I liked Dean and the little bit of mystery behind his character. His acceptance of Carrie from the beginning was really cool. I loved what he brought to the story and the push his presence gave her. I do kind of wish it hadn’t taken a boy to start Carrie in the right direction, though.

What I loved most about Lost Stars was the ability to see the growth Carrie made throughout the story. This book was truly about a girl who lost her way and found it once she was willing to look beyond herself to realize not everything was about her. It’s an important life lesson for young adults to learn, and I liked how it was presented in this story. It’s sure to resonate with many readers.
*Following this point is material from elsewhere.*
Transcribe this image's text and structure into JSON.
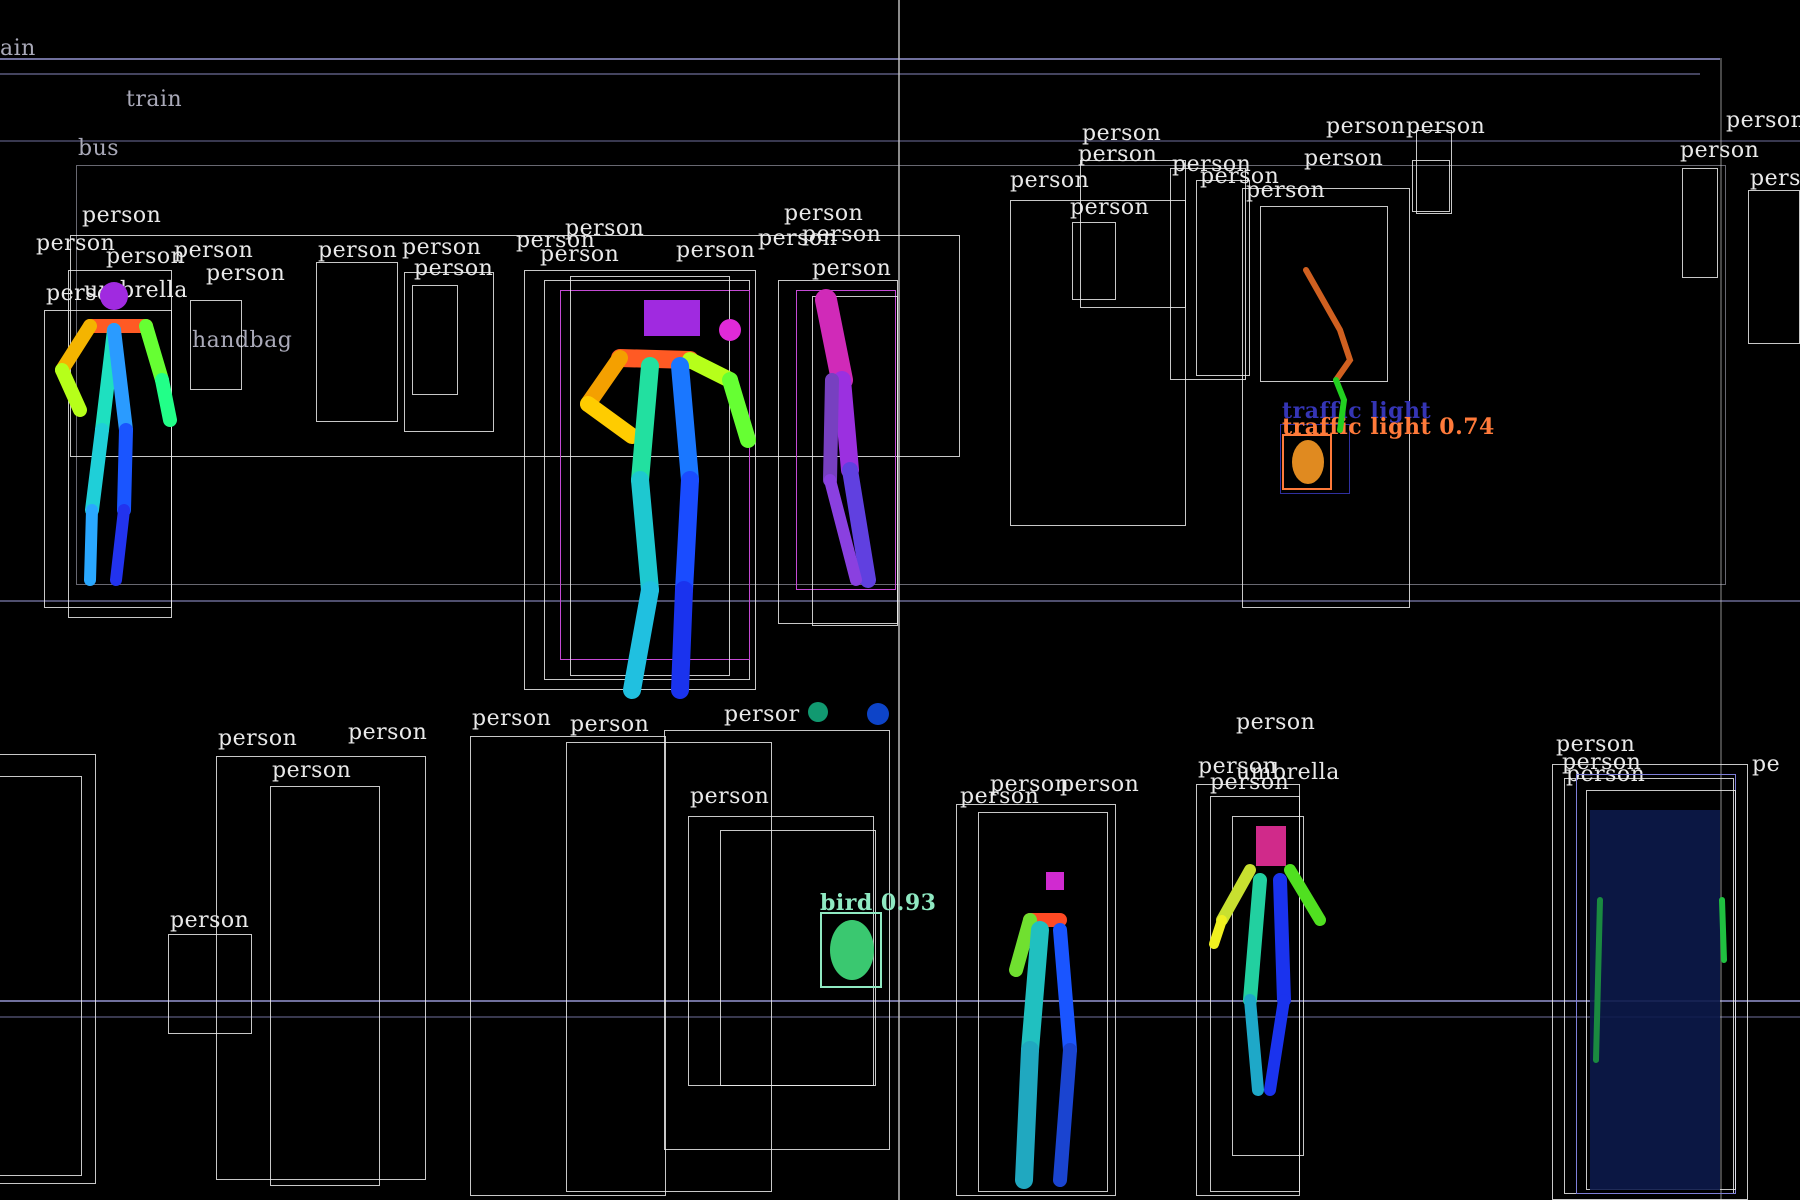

Review: Unspoken by Jen Frederick

Unspoken
Series: Woodlands, #2
Author: Jen Frederick
Publication Date: September 3, 2013
Publisher: Jen Frederick
Genre: New Adult, Contemporary Romance

Rating: ★ ★ ★ ★ ★
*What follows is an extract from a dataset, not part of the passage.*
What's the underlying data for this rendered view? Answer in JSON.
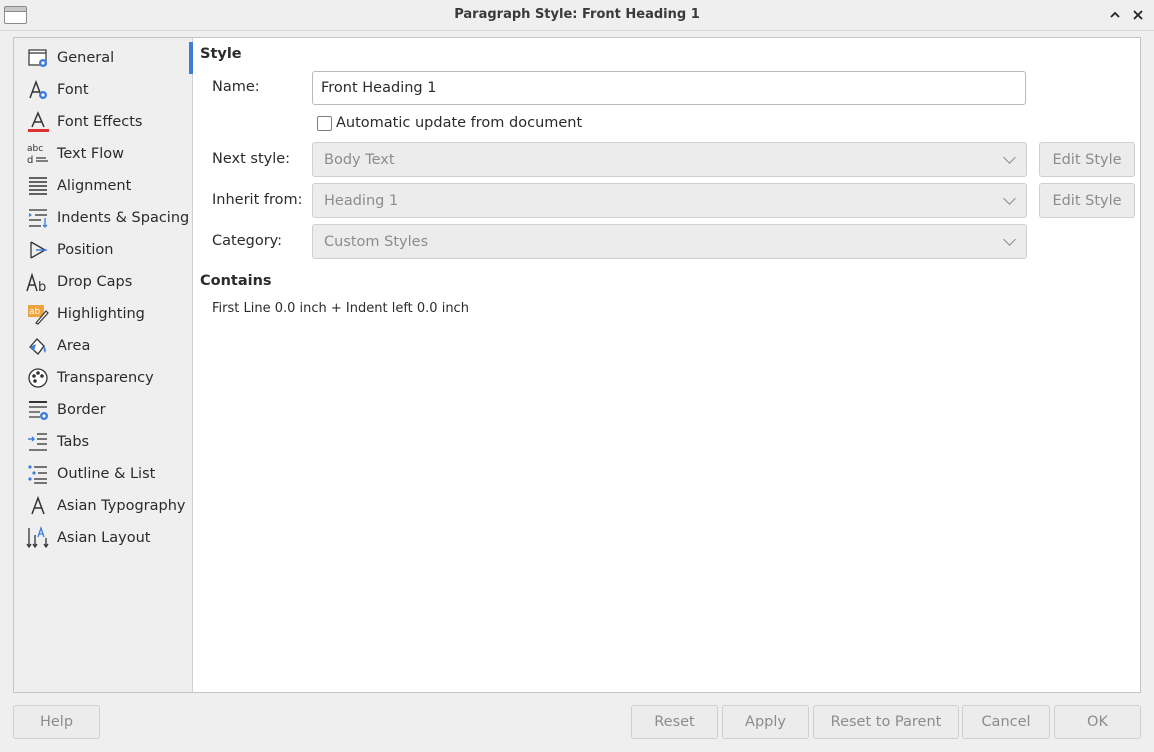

Synopsis:

Whore. Slut. Typhoid Mary.

I’ve been called all these at Central College. One drunken night, one act of irresponsible behavior, and my reputation was ruined. Guys labeled me as easy and girls shied away. To cope, I stayed away from Central social life and away from Central men, so why is it that my new biology lab partner is so irresistible to me?

He’s everything I shouldn’t want. A former Marine involved in illegal fighting with a quick trigger temper and an easy smile for all the women. His fists aren’t the danger to me, though, it’s his charm. He’s sliding his way into my heart and I’m afraid that he’s going to be the one to break me.
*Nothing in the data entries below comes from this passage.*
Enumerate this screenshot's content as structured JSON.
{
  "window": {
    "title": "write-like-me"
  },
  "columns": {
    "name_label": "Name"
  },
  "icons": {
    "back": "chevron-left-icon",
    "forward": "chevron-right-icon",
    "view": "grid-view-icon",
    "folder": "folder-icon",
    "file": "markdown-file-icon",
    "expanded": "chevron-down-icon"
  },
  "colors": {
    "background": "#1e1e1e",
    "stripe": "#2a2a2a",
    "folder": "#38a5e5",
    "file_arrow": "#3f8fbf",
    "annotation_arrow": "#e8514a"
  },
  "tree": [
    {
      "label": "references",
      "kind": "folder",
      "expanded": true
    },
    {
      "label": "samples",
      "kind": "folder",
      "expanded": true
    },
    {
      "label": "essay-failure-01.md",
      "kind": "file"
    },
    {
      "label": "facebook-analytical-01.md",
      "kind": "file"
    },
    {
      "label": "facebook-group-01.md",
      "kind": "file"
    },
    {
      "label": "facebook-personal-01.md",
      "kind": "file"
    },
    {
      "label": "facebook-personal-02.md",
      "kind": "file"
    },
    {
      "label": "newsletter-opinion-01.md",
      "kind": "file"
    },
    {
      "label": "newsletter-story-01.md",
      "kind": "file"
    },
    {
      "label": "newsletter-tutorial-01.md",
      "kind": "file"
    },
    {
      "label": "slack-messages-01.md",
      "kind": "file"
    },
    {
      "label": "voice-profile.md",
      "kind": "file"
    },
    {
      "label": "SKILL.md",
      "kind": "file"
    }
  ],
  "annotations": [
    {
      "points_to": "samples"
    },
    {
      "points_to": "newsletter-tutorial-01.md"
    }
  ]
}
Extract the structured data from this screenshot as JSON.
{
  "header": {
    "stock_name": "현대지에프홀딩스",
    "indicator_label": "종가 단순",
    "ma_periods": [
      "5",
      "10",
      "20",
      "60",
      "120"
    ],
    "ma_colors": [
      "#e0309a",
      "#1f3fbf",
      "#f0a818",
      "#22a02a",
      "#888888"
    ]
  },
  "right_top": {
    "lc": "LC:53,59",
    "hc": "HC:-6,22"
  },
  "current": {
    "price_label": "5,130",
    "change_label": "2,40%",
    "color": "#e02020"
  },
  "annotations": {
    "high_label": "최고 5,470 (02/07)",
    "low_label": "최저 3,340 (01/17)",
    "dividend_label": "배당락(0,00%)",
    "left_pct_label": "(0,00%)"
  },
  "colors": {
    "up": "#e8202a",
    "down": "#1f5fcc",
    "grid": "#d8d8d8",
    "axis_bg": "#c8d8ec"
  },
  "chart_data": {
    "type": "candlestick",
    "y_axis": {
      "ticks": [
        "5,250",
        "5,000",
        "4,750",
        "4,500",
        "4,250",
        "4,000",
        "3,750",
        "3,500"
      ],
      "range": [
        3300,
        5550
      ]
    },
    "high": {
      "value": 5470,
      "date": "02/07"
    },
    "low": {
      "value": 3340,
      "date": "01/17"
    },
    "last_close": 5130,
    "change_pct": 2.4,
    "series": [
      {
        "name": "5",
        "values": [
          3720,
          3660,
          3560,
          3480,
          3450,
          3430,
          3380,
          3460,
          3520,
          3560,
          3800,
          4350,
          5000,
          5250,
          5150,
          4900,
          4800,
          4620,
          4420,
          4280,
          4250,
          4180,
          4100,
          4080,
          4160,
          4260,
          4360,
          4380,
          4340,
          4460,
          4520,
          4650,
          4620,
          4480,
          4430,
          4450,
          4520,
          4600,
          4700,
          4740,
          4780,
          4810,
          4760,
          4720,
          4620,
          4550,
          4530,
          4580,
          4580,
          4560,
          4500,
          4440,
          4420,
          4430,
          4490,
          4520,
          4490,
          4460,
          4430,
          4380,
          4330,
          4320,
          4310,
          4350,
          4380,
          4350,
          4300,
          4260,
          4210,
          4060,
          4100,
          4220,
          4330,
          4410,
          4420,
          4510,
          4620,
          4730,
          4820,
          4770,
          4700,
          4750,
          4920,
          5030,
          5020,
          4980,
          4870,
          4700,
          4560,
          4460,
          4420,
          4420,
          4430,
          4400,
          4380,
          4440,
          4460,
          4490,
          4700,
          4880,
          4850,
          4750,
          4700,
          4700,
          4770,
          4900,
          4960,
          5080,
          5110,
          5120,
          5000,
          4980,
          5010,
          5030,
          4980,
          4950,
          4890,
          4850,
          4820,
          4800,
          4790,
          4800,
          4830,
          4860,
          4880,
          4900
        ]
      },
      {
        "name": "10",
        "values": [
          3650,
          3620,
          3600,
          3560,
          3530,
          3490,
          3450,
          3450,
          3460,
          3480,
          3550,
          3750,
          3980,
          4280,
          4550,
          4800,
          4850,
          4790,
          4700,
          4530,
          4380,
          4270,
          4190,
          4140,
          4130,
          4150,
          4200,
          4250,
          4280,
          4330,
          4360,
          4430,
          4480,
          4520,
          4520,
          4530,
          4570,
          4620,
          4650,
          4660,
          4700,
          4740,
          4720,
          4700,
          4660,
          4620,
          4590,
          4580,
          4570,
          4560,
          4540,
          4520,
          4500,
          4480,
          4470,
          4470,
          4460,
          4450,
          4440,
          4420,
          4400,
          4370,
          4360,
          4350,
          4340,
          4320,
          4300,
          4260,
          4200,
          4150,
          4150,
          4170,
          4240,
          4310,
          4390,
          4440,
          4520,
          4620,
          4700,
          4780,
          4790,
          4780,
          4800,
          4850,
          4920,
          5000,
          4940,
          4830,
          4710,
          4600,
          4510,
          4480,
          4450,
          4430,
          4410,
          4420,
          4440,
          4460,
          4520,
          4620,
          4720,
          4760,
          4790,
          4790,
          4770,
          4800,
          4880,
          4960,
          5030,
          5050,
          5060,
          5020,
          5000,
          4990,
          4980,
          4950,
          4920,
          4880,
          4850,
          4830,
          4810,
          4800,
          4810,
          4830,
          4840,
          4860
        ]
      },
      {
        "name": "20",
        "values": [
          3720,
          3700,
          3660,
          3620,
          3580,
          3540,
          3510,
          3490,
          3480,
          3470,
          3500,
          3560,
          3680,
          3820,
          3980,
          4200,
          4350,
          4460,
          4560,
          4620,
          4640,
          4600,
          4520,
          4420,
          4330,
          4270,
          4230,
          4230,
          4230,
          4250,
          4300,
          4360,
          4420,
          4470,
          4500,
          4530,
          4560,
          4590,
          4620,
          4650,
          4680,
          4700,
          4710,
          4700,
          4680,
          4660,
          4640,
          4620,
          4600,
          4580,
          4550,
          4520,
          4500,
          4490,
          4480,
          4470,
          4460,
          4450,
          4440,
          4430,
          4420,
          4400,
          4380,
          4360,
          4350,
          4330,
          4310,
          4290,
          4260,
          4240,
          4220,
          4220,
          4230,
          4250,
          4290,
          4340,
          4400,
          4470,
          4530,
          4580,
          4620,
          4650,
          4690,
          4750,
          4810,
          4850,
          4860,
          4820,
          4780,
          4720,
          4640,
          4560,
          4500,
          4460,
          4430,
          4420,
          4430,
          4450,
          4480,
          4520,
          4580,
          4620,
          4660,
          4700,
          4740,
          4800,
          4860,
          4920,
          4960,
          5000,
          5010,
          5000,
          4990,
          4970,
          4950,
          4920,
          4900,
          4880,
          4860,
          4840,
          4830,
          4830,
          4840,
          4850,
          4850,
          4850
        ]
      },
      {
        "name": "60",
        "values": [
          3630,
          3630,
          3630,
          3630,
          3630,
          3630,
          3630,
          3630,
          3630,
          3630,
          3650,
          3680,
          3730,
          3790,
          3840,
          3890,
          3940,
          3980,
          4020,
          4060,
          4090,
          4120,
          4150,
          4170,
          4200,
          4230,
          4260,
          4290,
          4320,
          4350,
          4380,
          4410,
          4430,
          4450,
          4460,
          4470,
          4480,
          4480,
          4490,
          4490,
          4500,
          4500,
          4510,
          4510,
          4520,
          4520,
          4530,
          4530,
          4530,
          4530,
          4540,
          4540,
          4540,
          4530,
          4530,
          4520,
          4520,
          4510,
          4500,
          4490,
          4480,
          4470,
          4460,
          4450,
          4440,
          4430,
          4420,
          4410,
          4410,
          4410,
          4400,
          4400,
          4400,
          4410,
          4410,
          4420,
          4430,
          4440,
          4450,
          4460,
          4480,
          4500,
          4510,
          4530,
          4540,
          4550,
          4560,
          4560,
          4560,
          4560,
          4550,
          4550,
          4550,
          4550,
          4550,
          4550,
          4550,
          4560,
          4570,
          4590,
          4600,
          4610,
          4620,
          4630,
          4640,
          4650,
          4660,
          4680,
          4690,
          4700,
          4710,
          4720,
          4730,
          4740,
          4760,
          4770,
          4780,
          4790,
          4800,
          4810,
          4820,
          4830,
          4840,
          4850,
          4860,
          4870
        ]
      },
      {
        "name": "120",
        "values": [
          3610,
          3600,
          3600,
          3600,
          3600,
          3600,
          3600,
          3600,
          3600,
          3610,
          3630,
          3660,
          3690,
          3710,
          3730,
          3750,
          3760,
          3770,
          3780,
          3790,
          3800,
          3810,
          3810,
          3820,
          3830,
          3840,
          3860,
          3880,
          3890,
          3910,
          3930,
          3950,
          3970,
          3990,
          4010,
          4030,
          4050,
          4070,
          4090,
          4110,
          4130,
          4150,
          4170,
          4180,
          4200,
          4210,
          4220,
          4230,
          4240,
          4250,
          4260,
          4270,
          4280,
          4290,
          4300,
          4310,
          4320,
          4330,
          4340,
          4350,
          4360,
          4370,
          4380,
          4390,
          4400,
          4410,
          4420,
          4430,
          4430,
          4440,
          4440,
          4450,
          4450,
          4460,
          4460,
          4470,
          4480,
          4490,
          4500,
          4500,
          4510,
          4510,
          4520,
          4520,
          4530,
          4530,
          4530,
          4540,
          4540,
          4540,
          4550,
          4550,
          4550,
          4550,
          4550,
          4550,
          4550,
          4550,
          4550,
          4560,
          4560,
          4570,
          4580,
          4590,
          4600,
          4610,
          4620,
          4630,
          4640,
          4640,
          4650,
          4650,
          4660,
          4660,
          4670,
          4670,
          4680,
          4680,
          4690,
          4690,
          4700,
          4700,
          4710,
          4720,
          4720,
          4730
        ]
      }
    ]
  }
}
Impulsive. Unthinking. Hot tempered.

I allow instinct to rule my behavior. If it feels good, do it, has been my motto because if I spend too much time thinking, I’ll begin to remember exactly where I came from. At Central College, I’ve got fighting and I’ve got women and I thought I was satisfied until I met her.

She’s everything I didn’t realize I wanted and the more time I spend with her, the more I want her. But she’s been hurt too much in the past and I don’t want to be the one to break her. I know I should walk away, but I just can’t.


I wasn’t quite sure what to expect when I started Unspoken. Undeclared (Woodlands, #1) was good, but it wasn’t as amazing as some of the newer Jen Frederick books I’ve read. I was hoping to connect more to the characters and the story in Unspoken. Happily, I did.

AnnMarie is all about avoiding Central College’s campus for everything except classes. She would rather keep her head down and avoid it all than face the gossipy stares and whispers about what a slut she is. It’s easy to keep her head down until she’s paired up with Bo as a chemistry partner. Bo is everything AnnMarie should avoid, but the sexy ex-Marine doesn’t make it easy. He’s determined to break down her walls and prove he’s worth taking a chance on.

Unspoken was exactly what I like in a new adult romance. It had moments of angst, a swoon worthy romance, and two characters who didn’t just fall in love but also found their inner strength. The first person dual point of view made it easy to connect with the characters. Each one had such a unique voice and experience.

AnnMarie was a tough chick. She was way tougher than she thought she was. I can’t imagine sticking around somewhere you knew you would be taunted. Her restraint around Bo was pretty amazing. I’m not sure I would have been able to hold on quite as long as she did around him. Bo was everything I hoped he would be after reading Undeclared. I loved the alpha male thing he had going on, and the way he went about breaking down AnnMarie’s walls. I loved how he gave her space when she needed it, but didn’t completely abandon her. He did an amazing job of proving himself.

Another thing I liked about Unspoken was the sexiness of it. It was incredibly hot. It was way sexier than the first book. That had a lot to do with the connection AnnMarie and Bo shared. It felt much more intimate and sensual than Noah and Grace’s. I loved it.

Unspoken has made me very excited to continue reading the Woodlands series. I can’t wait to see all of the guys fall in love. Now, if only my library hold of Unraveled would hurry up and come in!